If anyone were to ask the campers or their parents about their camp experience, it is likely that many of them would say the counselors make a world of difference in their week at camp. However, my fellow counselors and I have had many discussions about how we are so grateful that parents are willing to trust us with the care of their children for a whole week; that is no easy task for them. We feel blessed to have the opportunity to work with some of the best kids on the face of this planet. We are the lucky ones. Every week, we develop such love and attachment to these kids that they may as well be our own--we think of them as OUR kids--and treat them as such. The life of a counselor is changed for all of eternity after just one summer at such a special place. We counselors beg and pine and dream for 9 months, looking forward to the following summer of reuniting with our kids, and the camp family that has woven itself so deeply into our hearts.
So while I understand that when people make comments about how lucky campers are, they are truly just trying to show support for what we do, I wish they were able to understand that I am the one who is lucky here. I'm the one who benefits from having the privlege to work with such wonderful kids. I'm on the receiving end of the deal, no matter what people want to think.
In the grand scheme of things, I guess, it really is a full-circle sort of thing; everyone wins--the campers, their parents, aaand the camp staff. And people wonder what brings us back, year after year. Speaking of which, if anyone wants to develop a time machine that would set the calendar to be summertime all year round, please let me know. What I wouldn't give to live in the camp bubble forever...
Anyway, I apologize for such a long post. Please don't take it as though I wrote this rant in a bad mood or with negative feelings; I know some of it probably comes off that way. What I really mean with all of this is that there were some thoughts weighing on my mind that I really needed to get out. None of what I wrote is a personal attack against anyone in particular, so if you happen to fit the bill for anything mentioned in my rants, please don't think it's my passive-aggressiveness trying to call you out. Blogs are for expression, and I did just that.
With that all being said, I plan to refrain from making this an "all things camp" blog for a while. Maybe I'll ressurect the subject again in a few months, when I'm feeling particularly sad about missing camp. For now though, start to expect some more current topics, such as this fresh new year of grad school and all things North Carolinian. It's already shaping up to be an interesting one, so I hope everyone stays tuned!

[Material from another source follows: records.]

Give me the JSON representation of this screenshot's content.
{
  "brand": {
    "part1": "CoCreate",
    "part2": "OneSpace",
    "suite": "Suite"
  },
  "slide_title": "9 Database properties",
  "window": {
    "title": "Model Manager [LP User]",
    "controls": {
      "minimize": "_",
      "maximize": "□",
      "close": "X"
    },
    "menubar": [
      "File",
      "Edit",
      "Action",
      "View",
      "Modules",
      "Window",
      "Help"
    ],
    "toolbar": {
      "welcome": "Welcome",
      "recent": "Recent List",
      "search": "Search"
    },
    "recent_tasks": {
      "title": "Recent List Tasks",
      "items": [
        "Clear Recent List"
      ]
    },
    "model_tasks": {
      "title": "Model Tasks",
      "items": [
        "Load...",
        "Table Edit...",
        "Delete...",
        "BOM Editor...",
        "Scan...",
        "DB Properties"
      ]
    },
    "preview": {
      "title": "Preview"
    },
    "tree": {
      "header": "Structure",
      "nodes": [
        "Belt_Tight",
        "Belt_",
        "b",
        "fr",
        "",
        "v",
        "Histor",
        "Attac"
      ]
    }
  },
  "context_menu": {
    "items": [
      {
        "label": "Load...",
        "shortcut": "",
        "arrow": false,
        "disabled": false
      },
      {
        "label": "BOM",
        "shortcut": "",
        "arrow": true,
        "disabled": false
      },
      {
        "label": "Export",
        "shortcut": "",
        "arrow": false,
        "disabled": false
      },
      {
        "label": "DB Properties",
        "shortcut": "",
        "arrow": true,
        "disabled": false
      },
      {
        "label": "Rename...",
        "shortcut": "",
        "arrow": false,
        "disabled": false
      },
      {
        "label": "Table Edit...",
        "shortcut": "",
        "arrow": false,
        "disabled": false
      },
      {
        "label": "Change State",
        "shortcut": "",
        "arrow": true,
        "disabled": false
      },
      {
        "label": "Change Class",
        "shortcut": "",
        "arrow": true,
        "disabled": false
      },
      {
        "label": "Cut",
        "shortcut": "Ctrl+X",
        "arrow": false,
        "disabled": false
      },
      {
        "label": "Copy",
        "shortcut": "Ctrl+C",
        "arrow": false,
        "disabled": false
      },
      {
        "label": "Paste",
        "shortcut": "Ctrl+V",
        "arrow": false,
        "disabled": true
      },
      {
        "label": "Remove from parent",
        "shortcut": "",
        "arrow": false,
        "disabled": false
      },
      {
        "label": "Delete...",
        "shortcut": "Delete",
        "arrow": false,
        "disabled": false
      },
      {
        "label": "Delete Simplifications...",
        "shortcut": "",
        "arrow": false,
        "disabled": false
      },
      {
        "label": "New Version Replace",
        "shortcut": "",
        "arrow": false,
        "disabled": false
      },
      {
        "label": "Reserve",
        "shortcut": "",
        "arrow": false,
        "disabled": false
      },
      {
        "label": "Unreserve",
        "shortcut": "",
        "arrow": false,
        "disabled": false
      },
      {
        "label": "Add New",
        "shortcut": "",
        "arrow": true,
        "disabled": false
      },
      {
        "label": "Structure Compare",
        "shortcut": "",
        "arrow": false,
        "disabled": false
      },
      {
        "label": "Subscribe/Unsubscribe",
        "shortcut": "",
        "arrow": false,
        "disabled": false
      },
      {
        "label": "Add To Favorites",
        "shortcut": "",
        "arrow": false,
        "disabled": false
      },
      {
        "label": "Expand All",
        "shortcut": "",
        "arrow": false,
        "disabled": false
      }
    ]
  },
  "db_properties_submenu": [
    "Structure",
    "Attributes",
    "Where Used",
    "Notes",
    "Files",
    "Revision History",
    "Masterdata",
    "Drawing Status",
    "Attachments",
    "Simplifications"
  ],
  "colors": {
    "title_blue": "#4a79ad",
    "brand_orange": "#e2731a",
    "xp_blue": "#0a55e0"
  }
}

And I guess your final installment of summer reading fell perfectly on Labor Day weekend. Congratulations, it's officially time to celebrate the Fall season! Yay!
PS: Reflecting on my rants (while trying to think of a title for this entry), I am reminded of song by Jessica Andrews, "They are the Roses." Check it out; you'll see why.